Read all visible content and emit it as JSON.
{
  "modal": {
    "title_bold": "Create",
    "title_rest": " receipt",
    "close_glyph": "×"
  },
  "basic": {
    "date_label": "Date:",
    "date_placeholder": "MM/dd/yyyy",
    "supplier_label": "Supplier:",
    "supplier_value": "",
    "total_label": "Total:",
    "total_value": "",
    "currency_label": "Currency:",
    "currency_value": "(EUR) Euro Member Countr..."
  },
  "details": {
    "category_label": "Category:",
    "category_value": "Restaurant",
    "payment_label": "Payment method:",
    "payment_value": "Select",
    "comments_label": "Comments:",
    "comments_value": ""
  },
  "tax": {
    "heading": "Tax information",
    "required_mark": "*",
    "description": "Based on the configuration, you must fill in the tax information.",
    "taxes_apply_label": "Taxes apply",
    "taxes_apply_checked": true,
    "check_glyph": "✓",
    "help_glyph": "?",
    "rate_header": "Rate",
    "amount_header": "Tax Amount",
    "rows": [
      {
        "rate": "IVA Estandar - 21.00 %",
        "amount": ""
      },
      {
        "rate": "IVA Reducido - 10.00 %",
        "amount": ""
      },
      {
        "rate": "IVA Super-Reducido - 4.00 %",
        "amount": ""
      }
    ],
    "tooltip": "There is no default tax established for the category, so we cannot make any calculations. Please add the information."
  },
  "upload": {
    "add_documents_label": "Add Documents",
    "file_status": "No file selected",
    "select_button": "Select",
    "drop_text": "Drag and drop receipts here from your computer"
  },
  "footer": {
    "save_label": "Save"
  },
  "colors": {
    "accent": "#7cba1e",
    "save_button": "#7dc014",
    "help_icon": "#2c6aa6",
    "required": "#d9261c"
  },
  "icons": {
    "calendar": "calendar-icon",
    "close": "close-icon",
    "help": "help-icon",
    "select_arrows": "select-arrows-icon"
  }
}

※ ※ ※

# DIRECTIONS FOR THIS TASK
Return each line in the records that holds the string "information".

# SOLUTION BELOW
    "heading": "Tax information",
    "description": "Based on the configuration, you must fill in the tax information.",
    "tooltip": "There is no default tax established for the category, so we cannot make any calculations. Please add the information."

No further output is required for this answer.